Allowing your child – whether five or fifteen years old – to travel with another person or family can be a very intimidating decision. It is important to ask the right questions, especially those pertaining to the actual child travel. Thousands of kids are injured in car accidents every year and a scary percentage of those do not survive the accidents. This is not a matter to be taken lightly, so before your child leaves your Saint Petersburg home, ask the right questions to try better to ensure child travel safety.
Do you have a booster seat or car seat made to fit my child?
Have those car seats been involved in an accident (with or without a child in them)?
Would you prefer that I provide a seat for my child?
Are you familiar with how to strap a child into a car seat or booster seat?
Have you planned any in-car activities to occupy my child while you drive?
Will you be making stops during your trip?
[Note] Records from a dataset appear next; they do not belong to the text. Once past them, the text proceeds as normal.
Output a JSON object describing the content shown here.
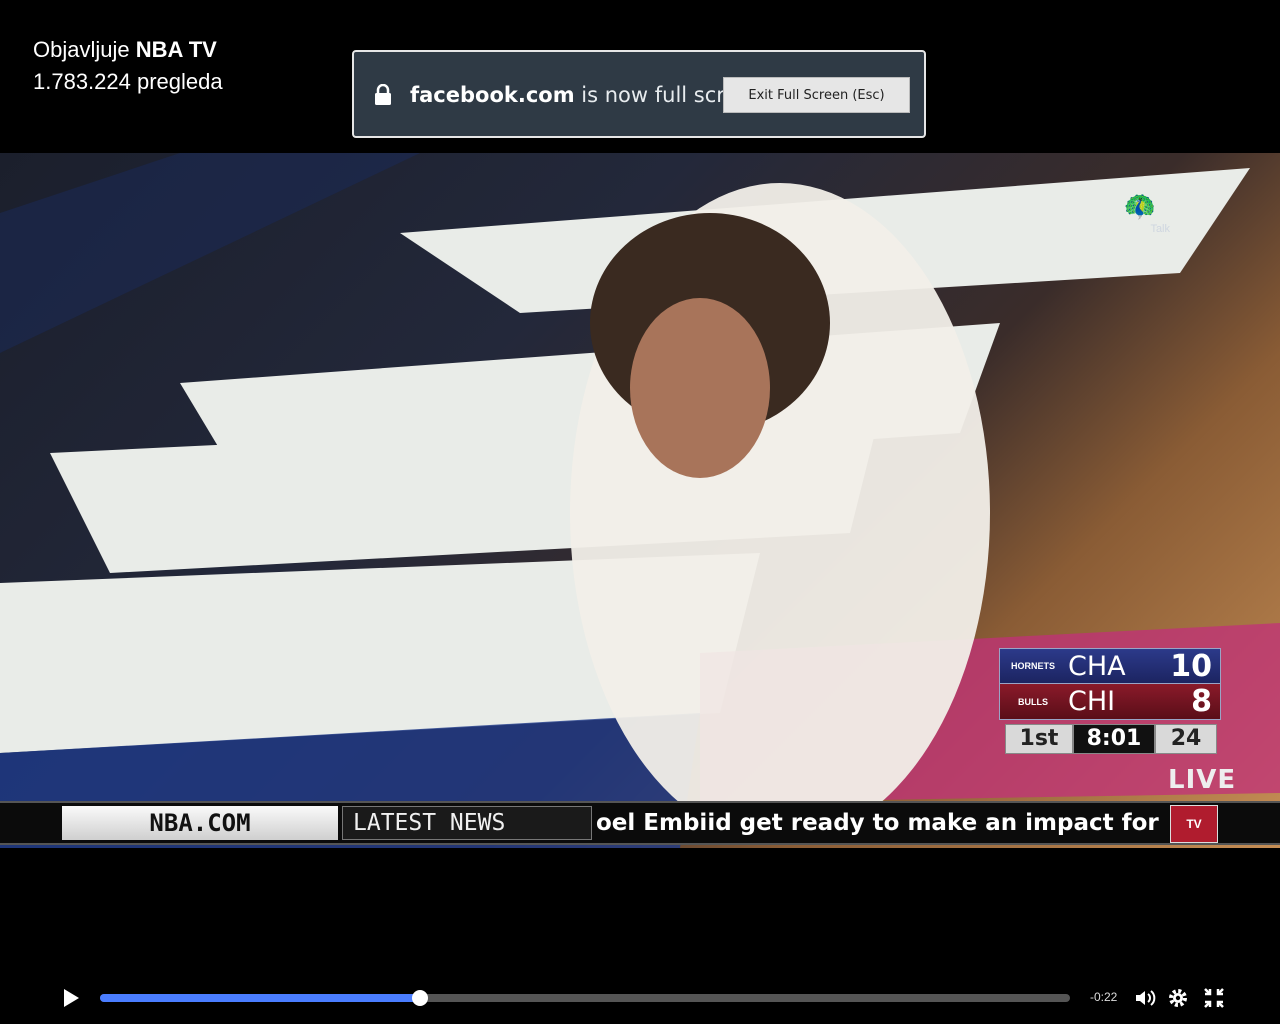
{
  "publisher": {
    "prefix": "Objavljuje",
    "name": "NBA TV",
    "views": "1.783.224 pregleda"
  },
  "fullscreen_notice": {
    "domain": "facebook.com",
    "message": "is now full screen",
    "exit_button": "Exit Full Screen (Esc)"
  },
  "video": {
    "network_logo_caption": "Talk",
    "live_label": "LIVE",
    "scoreboard": {
      "teams": [
        {
          "logo_text": "HORNETS",
          "abbr": "CHA",
          "score": "10",
          "color": "#2c3a8a"
        },
        {
          "logo_text": "BULLS",
          "abbr": "CHI",
          "score": "8",
          "color": "#8a1a2a"
        }
      ],
      "period": "1st",
      "clock": "8:01",
      "shot_clock": "24"
    },
    "ticker": {
      "brand": "NBA.COM",
      "section": "LATEST NEWS",
      "headline": "oel Embiid get ready to make an impact for the S",
      "logo": "TV"
    }
  },
  "player": {
    "progress": 0.33,
    "remaining": "-0:22",
    "accent": "#4a7dff",
    "icons": [
      "play-icon",
      "volume-icon",
      "settings-icon",
      "exit-fullscreen-icon"
    ]
  }
}
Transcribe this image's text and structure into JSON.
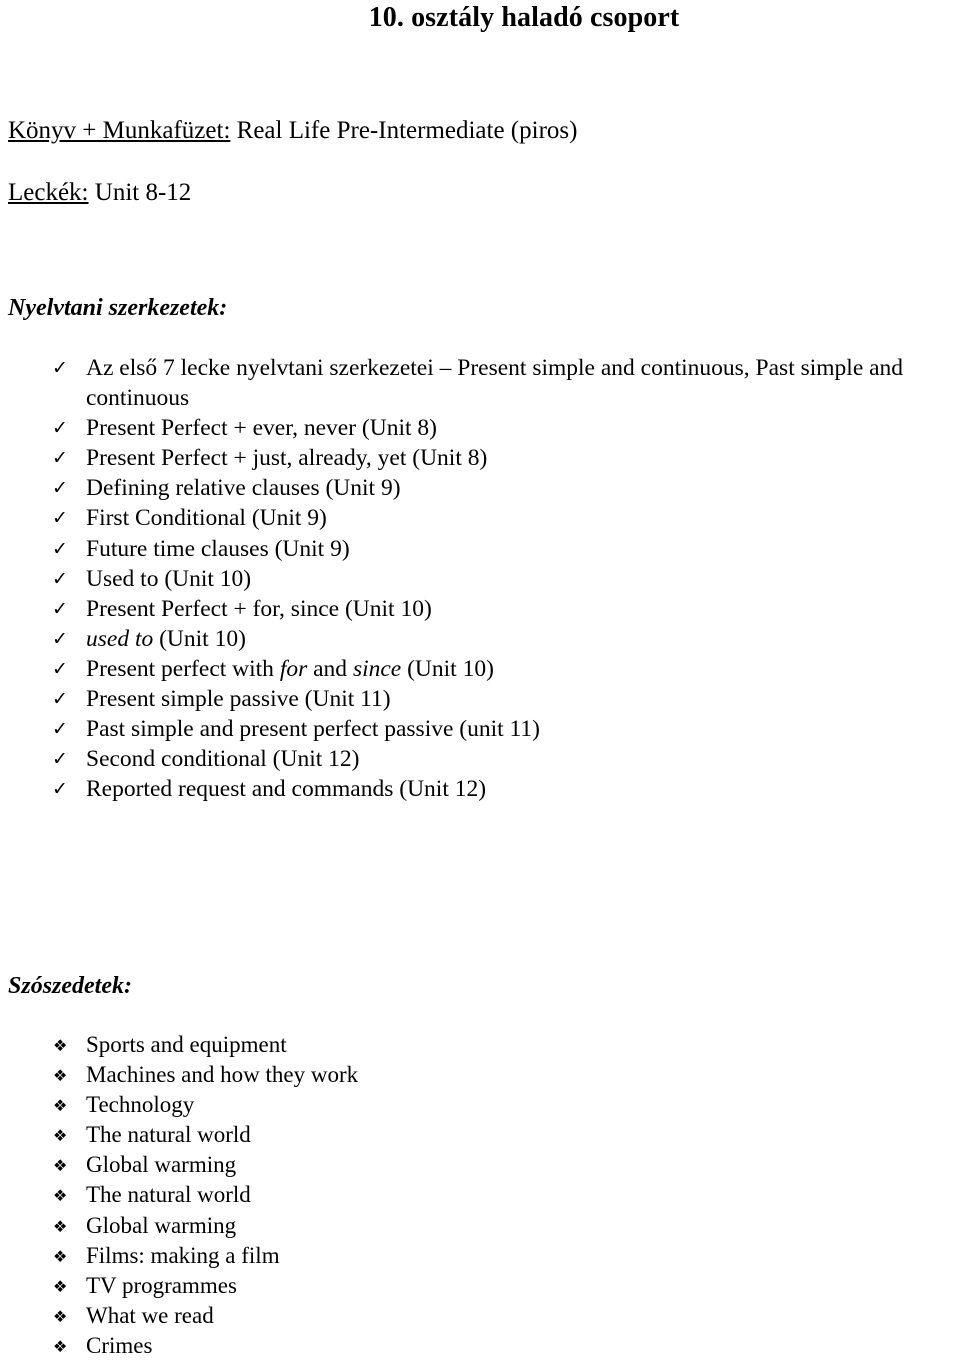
{
  "document": {
    "title": "10. osztály haladó csoport",
    "meta": [
      {
        "label": "Könyv + Munkafüzet:",
        "value": " Real Life Pre-Intermediate (piros)"
      },
      {
        "label": "Leckék:",
        "value": " Unit 8-12"
      }
    ],
    "sections": [
      {
        "heading": "Nyelvtani szerkezetek:",
        "bullet_icon": "checkmark-icon",
        "bullet_glyph": "✓",
        "items": [
          {
            "text": "Az első 7 lecke nyelvtani szerkezetei – Present simple and continuous, Past simple and continuous"
          },
          {
            "text": "Present Perfect + ever, never (Unit 8)"
          },
          {
            "text": "Present Perfect + just, already, yet (Unit 8)"
          },
          {
            "text": "Defining relative clauses (Unit 9)"
          },
          {
            "text": "First Conditional (Unit 9)"
          },
          {
            "text": "Future time clauses (Unit 9)"
          },
          {
            "text": "Used to (Unit 10)"
          },
          {
            "text": "Present Perfect + for, since (Unit 10)"
          },
          {
            "html": "<i>used to</i> (Unit 10)",
            "text": "used to (Unit 10)"
          },
          {
            "html": "Present perfect with <i>for</i> and <i>since</i> (Unit 10)",
            "text": "Present perfect with for and since (Unit 10)"
          },
          {
            "text": "Present simple passive (Unit 11)"
          },
          {
            "text": "Past simple and present perfect passive (unit 11)"
          },
          {
            "text": "Second conditional (Unit 12)"
          },
          {
            "text": "Reported request and commands (Unit 12)"
          }
        ]
      },
      {
        "heading": "Szószedetek:",
        "bullet_icon": "diamond-bullet-icon",
        "bullet_glyph": "❖",
        "items": [
          {
            "text": "Sports and equipment"
          },
          {
            "text": "Machines and how they work"
          },
          {
            "text": "Technology"
          },
          {
            "text": "The natural world"
          },
          {
            "text": "Global warming"
          },
          {
            "text": "The natural world"
          },
          {
            "text": "Global warming"
          },
          {
            "text": "Films: making a film"
          },
          {
            "text": "TV programmes"
          },
          {
            "text": "What we read"
          },
          {
            "text": "Crimes"
          }
        ]
      }
    ]
  }
}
If so, how often?
Are you comfortable taking my child to the bathroom, if he or she needs to stop during your trip?
How do you expect those bathroom trips to work?
Do you know how to administer my child’s emergency medication, if necessary?
Will your trip involve any nighttime travel?
Will anyone else be driving while my child is in the vehicle?
Do you have all of my contact information in your phone?
Do you also have that information somewhere else, in case your phone should be misplaced?
Have you been charged with any traffic violations recently? If so, what were they?
Will you be talking on the phone, or using your phone for any other purpose during the trip?
If you stop to get something to eat, will you be consuming any alcohol? If so, is there a designated driver ready to take over for you?
What is your plan if my child suddenly becomes homesick or upset?
Would you like me to pack snacks or beverages for my child?
Will you allow my child to eat or drink in your vehicle?
How long will it take you to reach your intended destination?
When can I expect you to return to St. Petersburg?
Will you bring my child back to my home, or will he or she need a ride from another location?
Do you have an emergency kit in the car, in case something should go wrong?
Do you have my child’s medical information and insurance information, in case he or she should need emergency care?
How can I reach you during your trip?
As mentioned above, allowing a child to ride with and travel with others is a very big decision. Take the time to consider the advantages and disadvantages. How well do you know this person? Can you trust him or her as a caregiver and a driver? Is your child mature enough to take such a trip? Often, a large part of the trust must be placed upon your child’s shoulders. If he or she is comfortable speaking up when things are not going right, then it will give you more peace of mind. For instance, educate your child on the dangers of drinking and driving, and texting while driving, so he or she will say something if that occurs when you are not there to defend against it.
If your child is harmed as a result of another person’s negligence, you do have the right to consult a personal injury attorney. However, while lawyers can help you recover monetary damages, they cannot restore your child’s health, if he or she is seriously injured in a car accident.